Read more ...

The word has been given the same meaning in Norwegian, even though it is not formally accepted yet. En episk film, En episk spurt av Northug. The translation into English is, An epic movie, an epic sprint by Northug (Famous Norwegian skier), but as you have noticed, not yet, formal correct use of the word in Norwegian.

Potensial or potensiale

Potensial or potensiale

In Norwegian, it's easy: potensial✔, not potensiale❌. It is as in English. Swedish also has no e at the end of this word, potential, but Danish has an e at the end, potentiale.

Is forfordelt good or bad?

Is forfordelt good or bad?

The one who is forfordelt is the one who has received too little. However, many people believe the word means the opposite. To be on the safe side, you should therefore choose a word other than forfordele, or Push the button below...

Ifølge or i følge?

Ifølge or i følge?

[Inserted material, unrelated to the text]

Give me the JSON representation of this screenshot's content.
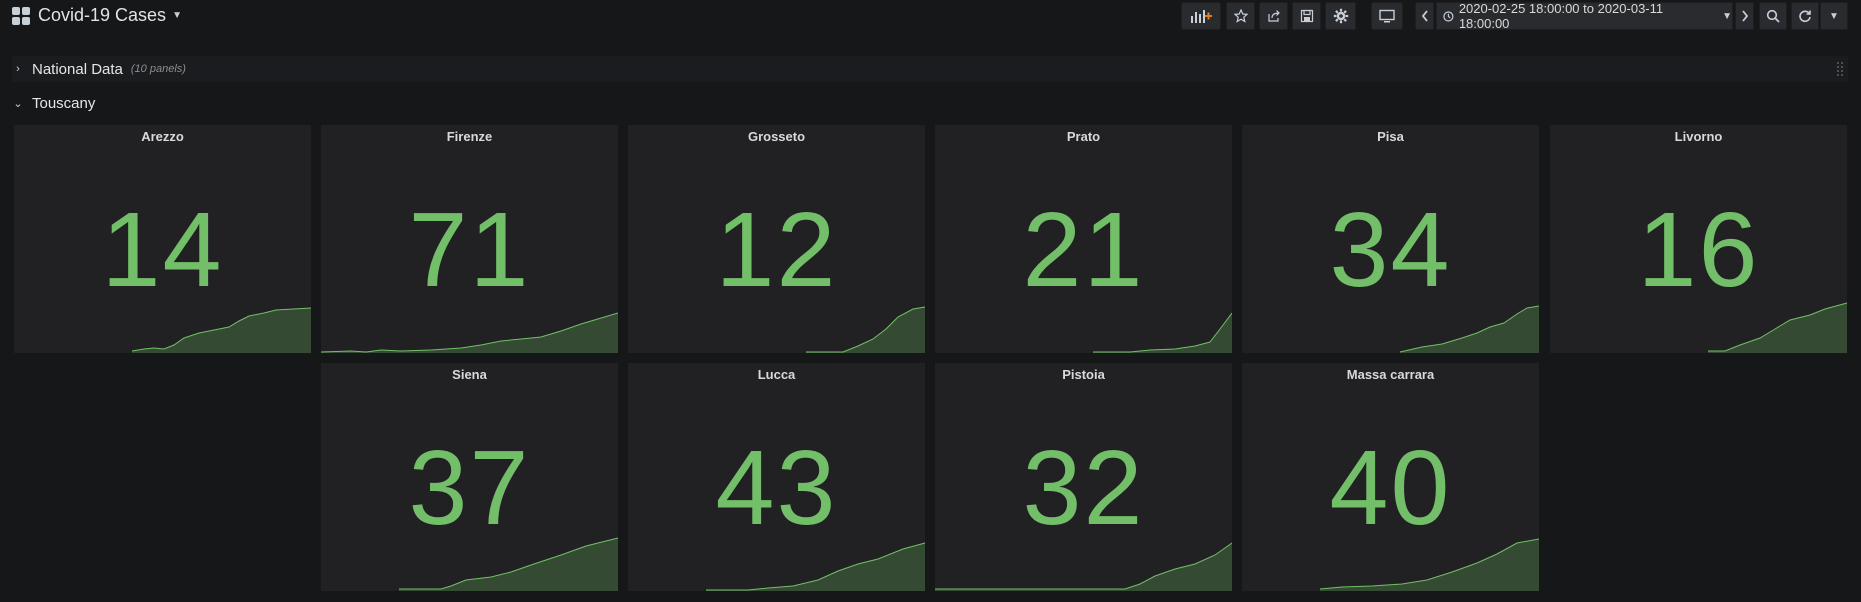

I følge means together, ifølge means according to. Ifølge avisa kom de to i følge. According to the newspaper they came together.

Fake offer or spam/phishing?

Do you consider this a real offer?

The logo is correct, a Norwegian company. The text is correct, no misspellings, but have a closer look at the sentence: Flybilletter og Hotell❌ Inkludert❌. Hotell is a noun, nouns are not written with capital letter. Inkludert is a verb, verbs are not written with capital letter. The text should be: Flybilletter og hotell✔ inkludert. Two big mistakes in one short sentence!
Personally i do not like the sentence Velg fra over 100 destinasjoner either. I would have written: Velg blant mer enn 100 destinasjoner verden over.

Bitcoin Code - spam/phishing?

Bitcoin Code - Tjene❌ penger med bare noen få minutter❌ "arbeid" hver dag.
Would you accept this offer?
You shouldn't. In correct Norwegian it would be something like:
Bitcoin Code - Tjen penger med bare noen få minutters "arbeid" hver dag! You don't need a closer look to delete such emails:

The Bitcoin Code er en reservert gruppe eksklusivt til folk som hoppet på det Bitcoin tilbyr og i stillhet har samlet en formue ved å gjøre det. Very, very, very bad Norwegian! It is signed by my friend Steffen Madsen. Steffen? Steve? Sven? ...

or was it Steve McKay?
or was it Sven Hegel?


In Norwegian, capital letter are used at the beginning of a sentence, after a full stop, colon, question mark or an exclamation mark.
Han heter Per. Han bor i Bergen.
Hvor bor Per? Han bor i Bergen.
Der er Per! Han bor i Bergen.
Per eier alt: Bilen, huset, sykkelen.
In names: Han heter Per. Han bor i Storgata i Bergen. Bergen er i Norge.
Capital letters are not used:
In the name of days and months:
Nå er det mandag.
Liker du august?
In the name of languages:
Hun snakker engelsk, dansk og tysk.
The personal pronoun jeg: (unless it is first in the sentence of course)
Nå bor jeg i Bergen.